  • Video Poker (Deuces Wild): 4% to -1.7%
  • Progressive Video Poker (“8/5” payoffs): 2.2% to -2%
  • Craps line bets with single odds: 0.8%
  • Craps line bets with double odds: 0.6%
  • Baccarat “bank” bet: 1.06%
  • Baccarat “player” bet: 1.24%
  • Red Dog: 2.8%
  • Roulette, double zero wheel: 5.26%
  • Roulette, single zero wheel (rare): 2.7%
  • Keno (estimate): 20% to 25%
  • State Lottery: 50% or more

10. How are “markers” used?

At the beginning of your first trip to a casino after establishing credit, you will be required to go to the cage to sign some papers and let them copy your driver’s license. You will also indicate how you wish to pay for any outstanding markers upon your departure. If it’s your first trip, they may want you to settle before you leave. Later, you may be able to work our some sort of payment plan.

When you walk up to a table, ask the floorman for a marker. He’ll get your name and go away for a little while. When he comes back, he’ll give you a bank check to sign.

This is a counter check, which is a form of bank draft, and has the legal force of a regular check. They may take money out of your account on this check. Additionally, these markers may require manual intervention and attention when presented to your bank for processing. If you don’t want your banker to know where your money is going, don’t leave behind a marker; pay it up with a regular bank check.

If you win at the table (and don’t squirrel chips away :-)), the floorman may ask you to buy back your marker.
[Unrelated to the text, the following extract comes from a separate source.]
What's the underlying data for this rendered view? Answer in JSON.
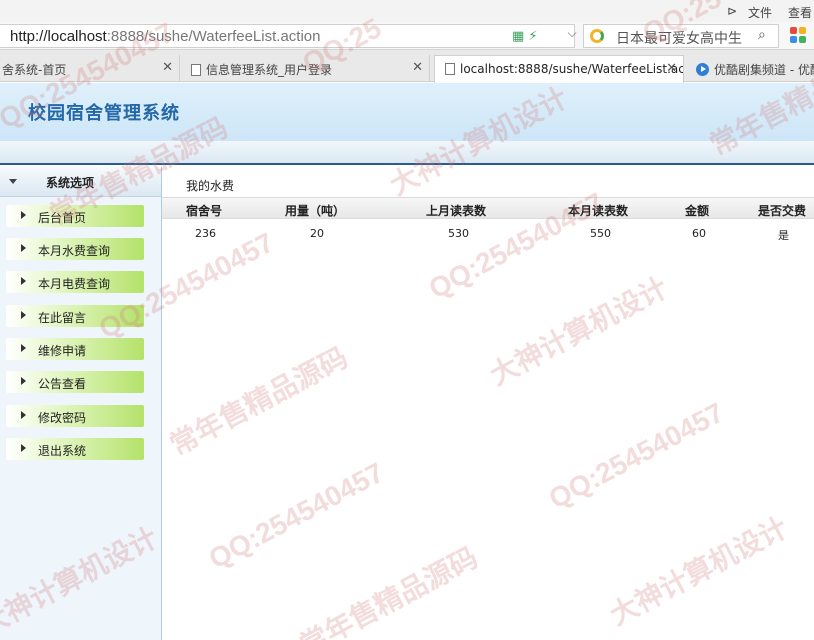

This is exactly what you do; you give the dealer chips equal to your marker, and the floorman gives you your bank check. In many casinos, markers are not redeemed at the table, but the player must go to the cashier’s cage to buy back the marker. In order for you to establish a credit line, Atlantic City casinos commonly have you sign a statement in which you agree, more or less, not to “walk” with chips when you owe them money for a marker. This also means that you are not supposed to convert chips to cash while they hold your marker. This is usually not interpreted as being on a daily basis, but rather on a trip basis. That is, if you’ve signed markers for $1000, and have 7 black chips in your possession, they do not want you to cash the 7 chips, and walk with their $700 while you owe them $1000. They want you to turn in the chips, and owe them $300.

11. Are chip colors standardized?

Yes and no.

In the United States, almost all casinos use red for $5 chips, green for $25, and black for $100. In Las Vegas, other denomination chips can be any color whatsoever, though $1 chips are generally white or blue.

In Atlantic City, they use the Munsel Color Code system, and is a matter of regulation. In addition the “inserts” or edge marks used by each casino must be different in color(s) than those used by all other A.C. casinos for the same denomination.

Chip value color notes:

$0.50 mustard – never issued
$1 – white
$2.50 – pink Used for paying blackjacks
$5 – red
$25 – green
$100 – black
$500 – purple
$1000 – orange larger diameter than those above
$5000 – gray, same diameter as orange chips

Foxwoods and Turning Stone use the same scheme, though neither uses yellow.